One year after the Brussels' exhibition Holy Fire. Art of the Digital Age, Yves Bernard from iMAL and Domenico Quaranta curate a show that, once again, puts a magnifying lens on new media art pieces that have found a place on the contemporary art market.
Just like Holy Fire paid an homage to Bruce Sterling's 1996 sci-fi novel, KIOSK alludes to Kiosk, a more recent novel about a Serbian wounded veteran who runs a kiosk where he sells the products of 'the fabricator', a rapid prototyping machine that creates cult objects for a niche of consumers. The title of the show plays therefore with the "collectible" nature of the artworks exhibited. Most of the pieces deserve a write-up but i selected only a few of them. Starting with works that playfully drive viewers back and forth through the digital and the analog worlds.
Jim Campbell is one of those rare artists whose works are at ease with both the media art crowd and those who've never heard of its existence. Case in point with Home Movie.
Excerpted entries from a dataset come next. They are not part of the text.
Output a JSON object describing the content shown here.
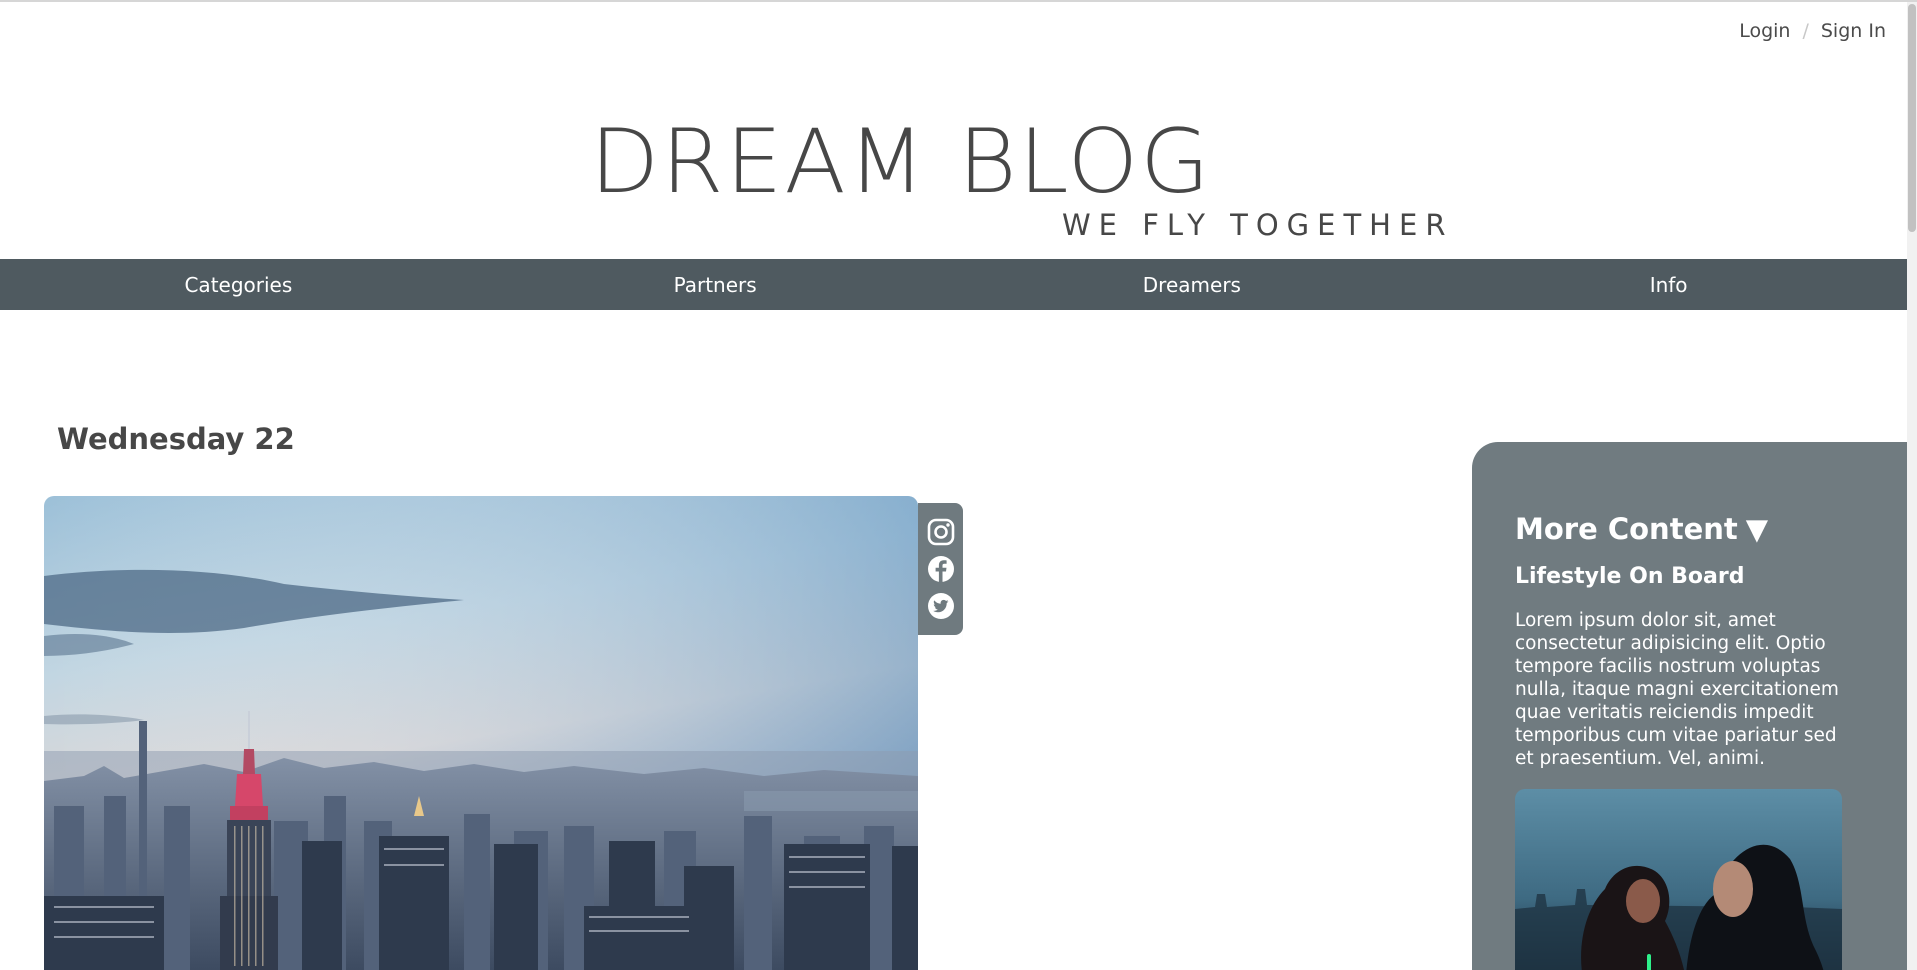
{
  "auth": {
    "login_label": "Login",
    "separator": "/",
    "signin_label": "Sign In"
  },
  "logo": {
    "title": "DREAM BLOG",
    "tagline": "WE FLY TOGETHER"
  },
  "nav": {
    "items": [
      {
        "label": "Categories"
      },
      {
        "label": "Partners"
      },
      {
        "label": "Dreamers"
      },
      {
        "label": "Info"
      }
    ],
    "background": "#4f5a60"
  },
  "main": {
    "date_heading": "Wednesday 22",
    "hero_image": "new-york-skyline-empire-state-building-photo"
  },
  "social": {
    "icons": [
      "instagram-icon",
      "facebook-icon",
      "twitter-icon"
    ],
    "background": "#6f7a7f"
  },
  "sidebar": {
    "title": "More Content",
    "toggle_glyph": "▼",
    "article_title": "Lifestyle On Board",
    "article_text": "Lorem ipsum dolor sit, amet consectetur adipisicing elit. Optio tempore facilis nostrum voluptas nulla, itaque magni exercitationem quae veritatis reiciendis impedit temporibus cum vitae pariatur sed et praesentium. Vel, animi.",
    "article_image": "movie-poster-couple-photo",
    "background": "#707b80"
  }
}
This curtain of 300 LEDs transforms film footage into an abstract and blurry pixilated imagery that is turned away from the viewer, toward the wall. Yet, because of its ability to interpret abstract data and "fill in" the gaps in the information needed to complete an idea, the brain of visitors reconstructs a moving image.
Erwin Driessens and Maria Verstappen's sculptures provide another engaging take on the theme of the transition from digital to analog. A computer program uses artificial evolution to grow very detailed bronze sculptures that represent virtual mathematical models. The purpose of each growth is to generate by cell division from a single cell a detailed form that can be materialised. On the basis of selection and mutation a code is gradually developed that best fulfills this "fitness" criterion and thus yields a workable form. The virtual designs become tangible artefacts through 3D printing techniques.
Sakurako Shimizu must be the only jewelry maker who makes accessories that would delight both the girls and their geekiest boyfriends. Her creations laser-cuts digital icons into jewels. The 1981 ATARI Ring is a man's ring featuring a precise cast of the original Atari computer chip out of 18 karat gold; the Waveform Series is the laser-cut shapes of the waveform of the sound in sound editing software environment. The sounds are human sound such as yawn, atchoum, giggle, wow, and the sound of church bell.
Siebren Versteeg's software art taps into online data streams and news feeds and visualizes them in the style of corporate brands that pervade information. Dynamic Ribbon Device transforms the real time world news feed from press agency AP news into Coke's white typography that slowly passes through a red plasma screen covered by the same droplets you'd find on a can of soda fresh from the fridge.
Grid Distortion, by Marius Watz, is a series of laser cut plywoods showing orderly grids that have been gradually distorted until the lines cracked and bent. Under pressure, the two dimensions become three, the lattice looking like bubbles as they emerge towards the viewer.
Mark Napier has created algorithms that read The Old Testament as if it were a stream of zeroes and ones. The artwork, called Sacred Code, literally translates the stream of bits into motion: two calligraphic marks, one black and one white, chase one another in a seemingly endless dance on screen, leaving behind faint trails. In the process, a binary world is represented as a cloud of shifting shades of gray. The work is presented on a wood podium as if it were only waiting for a priest to come and read out loud the digital Bible to the congregation.
Somewhat different from the other pieces, Björn Schülke Supersonic #2 looks like a mysterious navel from outer-space and indeed emits the kind of low frequency sounds often associated with '50s science-fiction movies. The dark glossy object houses a theremin which responds to the proximity of a viewer, emitting a range of bass frequency notes.